- _WORK ITEM_:
Do any lines in the data below contain "Decision"? If so, copy every one of them.

[Saved entries]

»»

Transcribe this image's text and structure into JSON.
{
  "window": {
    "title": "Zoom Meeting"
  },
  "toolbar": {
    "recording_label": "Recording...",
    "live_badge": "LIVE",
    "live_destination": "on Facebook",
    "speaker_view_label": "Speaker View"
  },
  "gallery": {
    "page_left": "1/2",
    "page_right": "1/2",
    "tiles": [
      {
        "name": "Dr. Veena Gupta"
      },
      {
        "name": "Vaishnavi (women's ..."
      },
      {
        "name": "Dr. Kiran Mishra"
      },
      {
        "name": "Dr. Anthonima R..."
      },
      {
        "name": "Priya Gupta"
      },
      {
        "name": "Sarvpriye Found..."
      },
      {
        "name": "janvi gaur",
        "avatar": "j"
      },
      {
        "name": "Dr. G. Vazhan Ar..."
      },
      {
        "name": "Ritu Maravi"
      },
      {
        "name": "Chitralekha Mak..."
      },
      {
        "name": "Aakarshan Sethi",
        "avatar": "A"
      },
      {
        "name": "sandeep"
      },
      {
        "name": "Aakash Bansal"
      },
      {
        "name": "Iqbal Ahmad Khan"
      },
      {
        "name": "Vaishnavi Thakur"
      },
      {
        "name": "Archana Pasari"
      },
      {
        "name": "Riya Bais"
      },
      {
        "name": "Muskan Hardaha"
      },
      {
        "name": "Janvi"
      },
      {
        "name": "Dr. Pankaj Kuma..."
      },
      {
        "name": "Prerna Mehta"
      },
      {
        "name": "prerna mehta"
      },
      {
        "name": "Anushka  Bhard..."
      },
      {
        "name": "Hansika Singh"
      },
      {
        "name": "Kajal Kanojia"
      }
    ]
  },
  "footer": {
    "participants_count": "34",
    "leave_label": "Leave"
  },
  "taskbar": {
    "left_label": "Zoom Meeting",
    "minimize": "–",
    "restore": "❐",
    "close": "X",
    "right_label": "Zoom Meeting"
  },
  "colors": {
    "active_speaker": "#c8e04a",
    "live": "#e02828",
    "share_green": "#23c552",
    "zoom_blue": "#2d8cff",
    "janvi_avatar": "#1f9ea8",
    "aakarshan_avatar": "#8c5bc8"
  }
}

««
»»

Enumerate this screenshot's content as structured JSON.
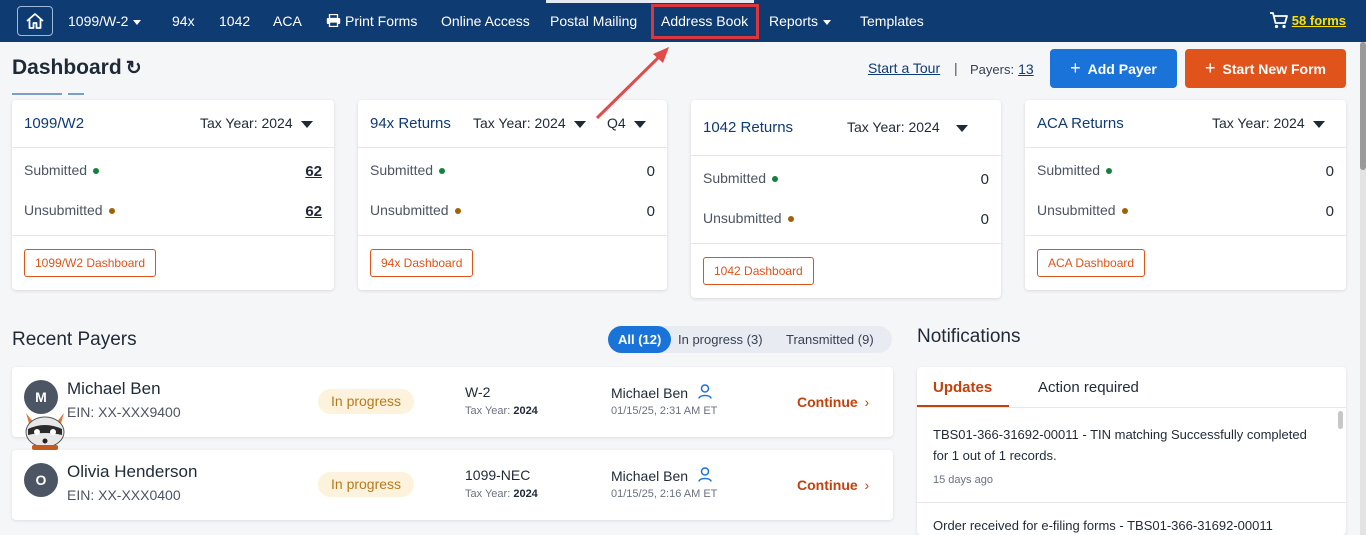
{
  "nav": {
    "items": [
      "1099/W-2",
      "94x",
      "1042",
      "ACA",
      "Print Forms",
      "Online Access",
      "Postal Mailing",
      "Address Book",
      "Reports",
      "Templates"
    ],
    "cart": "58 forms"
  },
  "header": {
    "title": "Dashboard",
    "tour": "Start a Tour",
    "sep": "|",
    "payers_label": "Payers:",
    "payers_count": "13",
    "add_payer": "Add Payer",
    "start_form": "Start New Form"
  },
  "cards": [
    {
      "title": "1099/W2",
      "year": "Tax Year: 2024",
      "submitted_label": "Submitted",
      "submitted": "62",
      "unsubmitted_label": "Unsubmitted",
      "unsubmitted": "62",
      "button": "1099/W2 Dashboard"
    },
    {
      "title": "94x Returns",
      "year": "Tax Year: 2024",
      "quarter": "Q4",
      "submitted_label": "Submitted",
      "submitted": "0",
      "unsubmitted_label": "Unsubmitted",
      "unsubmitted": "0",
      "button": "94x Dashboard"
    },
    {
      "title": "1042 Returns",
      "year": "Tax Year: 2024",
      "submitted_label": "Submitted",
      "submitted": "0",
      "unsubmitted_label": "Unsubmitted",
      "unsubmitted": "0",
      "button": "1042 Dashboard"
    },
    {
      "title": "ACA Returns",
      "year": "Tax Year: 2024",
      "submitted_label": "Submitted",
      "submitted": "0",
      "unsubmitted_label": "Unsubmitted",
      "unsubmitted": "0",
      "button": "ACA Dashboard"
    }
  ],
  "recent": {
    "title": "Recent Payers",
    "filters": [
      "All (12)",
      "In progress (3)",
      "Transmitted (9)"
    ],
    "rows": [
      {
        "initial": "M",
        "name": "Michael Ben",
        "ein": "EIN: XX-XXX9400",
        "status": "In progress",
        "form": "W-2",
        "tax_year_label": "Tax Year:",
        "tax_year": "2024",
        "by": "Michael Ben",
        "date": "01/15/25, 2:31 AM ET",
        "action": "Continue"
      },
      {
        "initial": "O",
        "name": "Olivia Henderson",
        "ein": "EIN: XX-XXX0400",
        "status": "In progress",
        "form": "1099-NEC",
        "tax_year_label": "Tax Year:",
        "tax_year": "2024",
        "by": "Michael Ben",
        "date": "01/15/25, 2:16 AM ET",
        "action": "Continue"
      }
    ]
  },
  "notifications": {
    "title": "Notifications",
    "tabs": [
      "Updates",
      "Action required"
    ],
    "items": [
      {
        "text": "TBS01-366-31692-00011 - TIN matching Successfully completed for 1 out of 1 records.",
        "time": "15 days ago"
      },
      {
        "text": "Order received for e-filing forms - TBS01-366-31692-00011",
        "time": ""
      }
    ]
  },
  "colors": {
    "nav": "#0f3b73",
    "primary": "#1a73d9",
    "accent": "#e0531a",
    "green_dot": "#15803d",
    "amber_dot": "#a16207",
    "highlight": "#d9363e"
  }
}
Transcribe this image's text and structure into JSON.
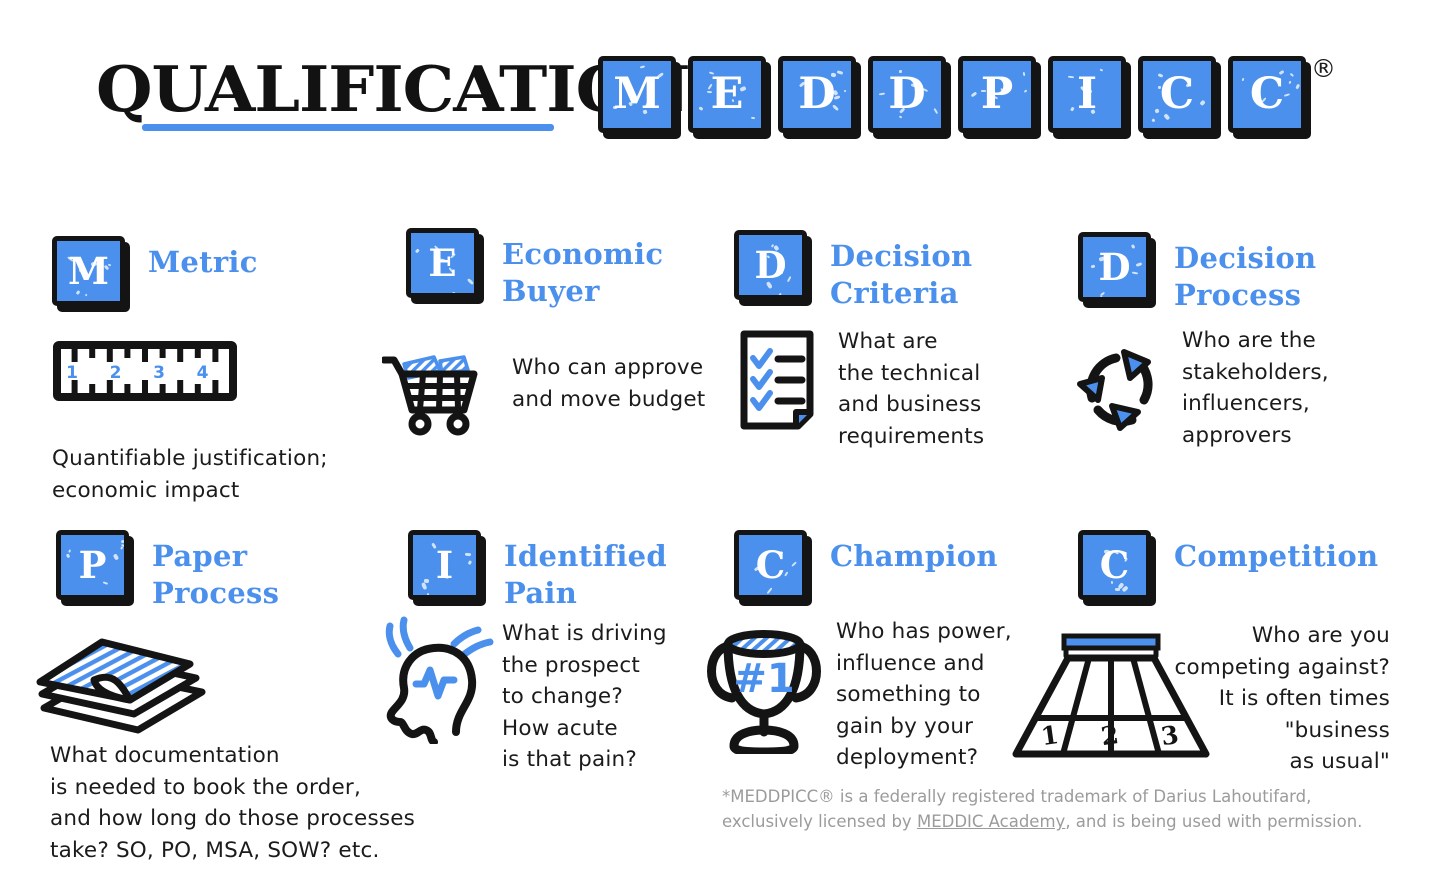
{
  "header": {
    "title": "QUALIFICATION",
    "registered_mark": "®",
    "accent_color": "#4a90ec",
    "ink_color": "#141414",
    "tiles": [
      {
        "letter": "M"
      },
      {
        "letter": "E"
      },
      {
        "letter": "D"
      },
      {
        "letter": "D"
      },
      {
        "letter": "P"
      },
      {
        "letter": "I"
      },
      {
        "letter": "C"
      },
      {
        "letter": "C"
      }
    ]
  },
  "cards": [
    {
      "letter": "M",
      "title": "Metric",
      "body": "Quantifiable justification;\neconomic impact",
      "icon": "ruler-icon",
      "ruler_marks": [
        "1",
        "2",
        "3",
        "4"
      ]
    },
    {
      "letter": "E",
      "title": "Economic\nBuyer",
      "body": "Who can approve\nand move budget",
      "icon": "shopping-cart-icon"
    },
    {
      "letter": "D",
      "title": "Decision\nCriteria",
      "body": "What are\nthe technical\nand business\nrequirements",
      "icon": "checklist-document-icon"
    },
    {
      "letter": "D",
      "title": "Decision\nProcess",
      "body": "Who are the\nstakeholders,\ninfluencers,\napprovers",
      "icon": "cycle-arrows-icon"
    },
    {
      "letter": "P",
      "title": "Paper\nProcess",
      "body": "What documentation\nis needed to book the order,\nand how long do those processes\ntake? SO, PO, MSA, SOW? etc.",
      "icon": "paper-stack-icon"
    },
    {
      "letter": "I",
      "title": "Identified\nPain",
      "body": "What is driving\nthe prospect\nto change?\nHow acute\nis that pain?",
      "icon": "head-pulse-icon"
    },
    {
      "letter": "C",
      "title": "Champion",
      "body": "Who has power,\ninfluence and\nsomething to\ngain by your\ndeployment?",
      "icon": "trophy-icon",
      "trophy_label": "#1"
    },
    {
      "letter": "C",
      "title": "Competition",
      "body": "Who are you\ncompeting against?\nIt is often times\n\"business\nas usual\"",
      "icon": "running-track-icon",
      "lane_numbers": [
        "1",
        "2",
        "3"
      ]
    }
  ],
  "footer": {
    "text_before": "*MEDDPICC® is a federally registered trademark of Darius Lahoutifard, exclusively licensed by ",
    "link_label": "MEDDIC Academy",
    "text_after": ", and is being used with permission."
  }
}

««

- _TASK SOLUTION_:
      "title": "Decision\nCriteria",
      "title": "Decision\nProcess",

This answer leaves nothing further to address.